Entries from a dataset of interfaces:
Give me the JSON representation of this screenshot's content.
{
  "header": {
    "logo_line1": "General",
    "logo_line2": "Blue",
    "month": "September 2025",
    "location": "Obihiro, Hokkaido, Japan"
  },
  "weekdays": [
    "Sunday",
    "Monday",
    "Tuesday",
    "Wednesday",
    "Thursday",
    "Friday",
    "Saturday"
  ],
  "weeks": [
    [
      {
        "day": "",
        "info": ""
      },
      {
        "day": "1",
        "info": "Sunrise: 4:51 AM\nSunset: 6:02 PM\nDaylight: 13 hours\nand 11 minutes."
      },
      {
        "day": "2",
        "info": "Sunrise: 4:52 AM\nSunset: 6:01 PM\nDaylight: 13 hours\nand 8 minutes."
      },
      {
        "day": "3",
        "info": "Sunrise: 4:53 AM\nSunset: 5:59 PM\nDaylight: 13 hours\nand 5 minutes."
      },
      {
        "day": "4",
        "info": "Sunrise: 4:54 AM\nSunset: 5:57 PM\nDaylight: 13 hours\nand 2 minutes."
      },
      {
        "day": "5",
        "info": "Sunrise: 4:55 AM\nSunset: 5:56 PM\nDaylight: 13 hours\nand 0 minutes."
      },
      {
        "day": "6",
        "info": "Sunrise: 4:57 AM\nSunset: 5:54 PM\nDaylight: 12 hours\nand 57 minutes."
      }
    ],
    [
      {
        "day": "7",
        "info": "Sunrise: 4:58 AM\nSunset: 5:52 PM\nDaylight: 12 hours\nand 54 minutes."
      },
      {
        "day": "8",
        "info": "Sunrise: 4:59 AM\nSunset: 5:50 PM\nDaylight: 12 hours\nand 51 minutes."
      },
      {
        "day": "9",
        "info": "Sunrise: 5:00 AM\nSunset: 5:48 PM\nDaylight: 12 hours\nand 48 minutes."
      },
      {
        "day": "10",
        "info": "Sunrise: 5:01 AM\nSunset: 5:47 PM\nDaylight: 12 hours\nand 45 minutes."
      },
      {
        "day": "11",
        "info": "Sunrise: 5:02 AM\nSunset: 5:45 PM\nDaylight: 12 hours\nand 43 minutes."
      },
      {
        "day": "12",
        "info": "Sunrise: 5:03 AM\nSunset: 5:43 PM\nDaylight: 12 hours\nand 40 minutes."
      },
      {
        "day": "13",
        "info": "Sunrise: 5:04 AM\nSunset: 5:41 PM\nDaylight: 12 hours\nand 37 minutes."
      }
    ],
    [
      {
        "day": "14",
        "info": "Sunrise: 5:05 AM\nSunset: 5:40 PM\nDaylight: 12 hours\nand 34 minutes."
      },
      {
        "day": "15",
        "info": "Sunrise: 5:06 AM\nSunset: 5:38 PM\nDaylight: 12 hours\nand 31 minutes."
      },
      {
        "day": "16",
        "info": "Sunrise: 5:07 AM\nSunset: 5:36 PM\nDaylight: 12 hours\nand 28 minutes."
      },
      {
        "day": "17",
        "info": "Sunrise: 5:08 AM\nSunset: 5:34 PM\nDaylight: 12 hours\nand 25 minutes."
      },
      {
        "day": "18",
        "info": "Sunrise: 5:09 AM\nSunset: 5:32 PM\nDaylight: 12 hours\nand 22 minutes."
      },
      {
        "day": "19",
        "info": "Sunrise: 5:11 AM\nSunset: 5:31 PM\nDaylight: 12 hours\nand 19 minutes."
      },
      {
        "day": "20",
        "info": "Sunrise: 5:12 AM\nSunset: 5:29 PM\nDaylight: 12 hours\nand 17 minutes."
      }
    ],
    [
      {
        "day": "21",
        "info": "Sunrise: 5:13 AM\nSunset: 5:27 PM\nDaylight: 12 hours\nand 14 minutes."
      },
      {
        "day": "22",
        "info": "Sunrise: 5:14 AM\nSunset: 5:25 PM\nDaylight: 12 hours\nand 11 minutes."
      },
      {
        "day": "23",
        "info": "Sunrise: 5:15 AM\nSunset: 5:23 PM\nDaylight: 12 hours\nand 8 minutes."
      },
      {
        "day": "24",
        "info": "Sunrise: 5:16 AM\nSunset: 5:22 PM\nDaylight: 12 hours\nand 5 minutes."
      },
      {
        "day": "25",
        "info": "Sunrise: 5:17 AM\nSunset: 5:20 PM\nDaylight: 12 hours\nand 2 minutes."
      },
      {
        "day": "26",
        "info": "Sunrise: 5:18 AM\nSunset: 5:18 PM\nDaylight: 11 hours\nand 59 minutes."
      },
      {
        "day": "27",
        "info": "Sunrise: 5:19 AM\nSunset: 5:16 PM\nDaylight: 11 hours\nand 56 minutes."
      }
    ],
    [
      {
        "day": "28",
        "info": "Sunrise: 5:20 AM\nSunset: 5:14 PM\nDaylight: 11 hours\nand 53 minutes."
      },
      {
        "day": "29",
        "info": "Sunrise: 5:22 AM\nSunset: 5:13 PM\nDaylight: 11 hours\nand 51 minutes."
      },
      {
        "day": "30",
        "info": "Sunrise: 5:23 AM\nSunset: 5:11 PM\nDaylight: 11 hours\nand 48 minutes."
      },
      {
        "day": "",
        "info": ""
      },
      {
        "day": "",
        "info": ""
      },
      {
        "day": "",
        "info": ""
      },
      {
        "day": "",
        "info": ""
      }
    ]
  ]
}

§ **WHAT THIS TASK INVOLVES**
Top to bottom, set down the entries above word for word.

§ **OUTPUT BELOW**
Give me the JSON representation of this screenshot's content.
{
  "header": {
    "logo_line1": "General",
    "logo_line2": "Blue",
    "month": "September 2025",
    "location": "Obihiro, Hokkaido, Japan"
  },
  "weekdays": [
    "Sunday",
    "Monday",
    "Tuesday",
    "Wednesday",
    "Thursday",
    "Friday",
    "Saturday"
  ],
  "weeks": [
    [
      {
        "day": "",
        "info": ""
      },
      {
        "day": "1",
        "info": "Sunrise: 4:51 AM\nSunset: 6:02 PM\nDaylight: 13 hours\nand 11 minutes."
      },
      {
        "day": "2",
        "info": "Sunrise: 4:52 AM\nSunset: 6:01 PM\nDaylight: 13 hours\nand 8 minutes."
      },
      {
        "day": "3",
        "info": "Sunrise: 4:53 AM\nSunset: 5:59 PM\nDaylight: 13 hours\nand 5 minutes."
      },
      {
        "day": "4",
        "info": "Sunrise: 4:54 AM\nSunset: 5:57 PM\nDaylight: 13 hours\nand 2 minutes."
      },
      {
        "day": "5",
        "info": "Sunrise: 4:55 AM\nSunset: 5:56 PM\nDaylight: 13 hours\nand 0 minutes."
      },
      {
        "day": "6",
        "info": "Sunrise: 4:57 AM\nSunset: 5:54 PM\nDaylight: 12 hours\nand 57 minutes."
      }
    ],
    [
      {
        "day": "7",
        "info": "Sunrise: 4:58 AM\nSunset: 5:52 PM\nDaylight: 12 hours\nand 54 minutes."
      },
      {
        "day": "8",
        "info": "Sunrise: 4:59 AM\nSunset: 5:50 PM\nDaylight: 12 hours\nand 51 minutes."
      },
      {
        "day": "9",
        "info": "Sunrise: 5:00 AM\nSunset: 5:48 PM\nDaylight: 12 hours\nand 48 minutes."
      },
      {
        "day": "10",
        "info": "Sunrise: 5:01 AM\nSunset: 5:47 PM\nDaylight: 12 hours\nand 45 minutes."
      },
      {
        "day": "11",
        "info": "Sunrise: 5:02 AM\nSunset: 5:45 PM\nDaylight: 12 hours\nand 43 minutes."
      },
      {
        "day": "12",
        "info": "Sunrise: 5:03 AM\nSunset: 5:43 PM\nDaylight: 12 hours\nand 40 minutes."
      },
      {
        "day": "13",
        "info": "Sunrise: 5:04 AM\nSunset: 5:41 PM\nDaylight: 12 hours\nand 37 minutes."
      }
    ],
    [
      {
        "day": "14",
        "info": "Sunrise: 5:05 AM\nSunset: 5:40 PM\nDaylight: 12 hours\nand 34 minutes."
      },
      {
        "day": "15",
        "info": "Sunrise: 5:06 AM\nSunset: 5:38 PM\nDaylight: 12 hours\nand 31 minutes."
      },
      {
        "day": "16",
        "info": "Sunrise: 5:07 AM\nSunset: 5:36 PM\nDaylight: 12 hours\nand 28 minutes."
      },
      {
        "day": "17",
        "info": "Sunrise: 5:08 AM\nSunset: 5:34 PM\nDaylight: 12 hours\nand 25 minutes."
      },
      {
        "day": "18",
        "info": "Sunrise: 5:09 AM\nSunset: 5:32 PM\nDaylight: 12 hours\nand 22 minutes."
      },
      {
        "day": "19",
        "info": "Sunrise: 5:11 AM\nSunset: 5:31 PM\nDaylight: 12 hours\nand 19 minutes."
      },
      {
        "day": "20",
        "info": "Sunrise: 5:12 AM\nSunset: 5:29 PM\nDaylight: 12 hours\nand 17 minutes."
      }
    ],
    [
      {
        "day": "21",
        "info": "Sunrise: 5:13 AM\nSunset: 5:27 PM\nDaylight: 12 hours\nand 14 minutes."
      },
      {
        "day": "22",
        "info": "Sunrise: 5:14 AM\nSunset: 5:25 PM\nDaylight: 12 hours\nand 11 minutes."
      },
      {
        "day": "23",
        "info": "Sunrise: 5:15 AM\nSunset: 5:23 PM\nDaylight: 12 hours\nand 8 minutes."
      },
      {
        "day": "24",
        "info": "Sunrise: 5:16 AM\nSunset: 5:22 PM\nDaylight: 12 hours\nand 5 minutes."
      },
      {
        "day": "25",
        "info": "Sunrise: 5:17 AM\nSunset: 5:20 PM\nDaylight: 12 hours\nand 2 minutes."
      },
      {
        "day": "26",
        "info": "Sunrise: 5:18 AM\nSunset: 5:18 PM\nDaylight: 11 hours\nand 59 minutes."
      },
      {
        "day": "27",
        "info": "Sunrise: 5:19 AM\nSunset: 5:16 PM\nDaylight: 11 hours\nand 56 minutes."
      }
    ],
    [
      {
        "day": "28",
        "info": "Sunrise: 5:20 AM\nSunset: 5:14 PM\nDaylight: 11 hours\nand 53 minutes."
      },
      {
        "day": "29",
        "info": "Sunrise: 5:22 AM\nSunset: 5:13 PM\nDaylight: 11 hours\nand 51 minutes."
      },
      {
        "day": "30",
        "info": "Sunrise: 5:23 AM\nSunset: 5:11 PM\nDaylight: 11 hours\nand 48 minutes."
      },
      {
        "day": "",
        "info": ""
      },
      {
        "day": "",
        "info": ""
      },
      {
        "day": "",
        "info": ""
      },
      {
        "day": "",
        "info": ""
      }
    ]
  ]
}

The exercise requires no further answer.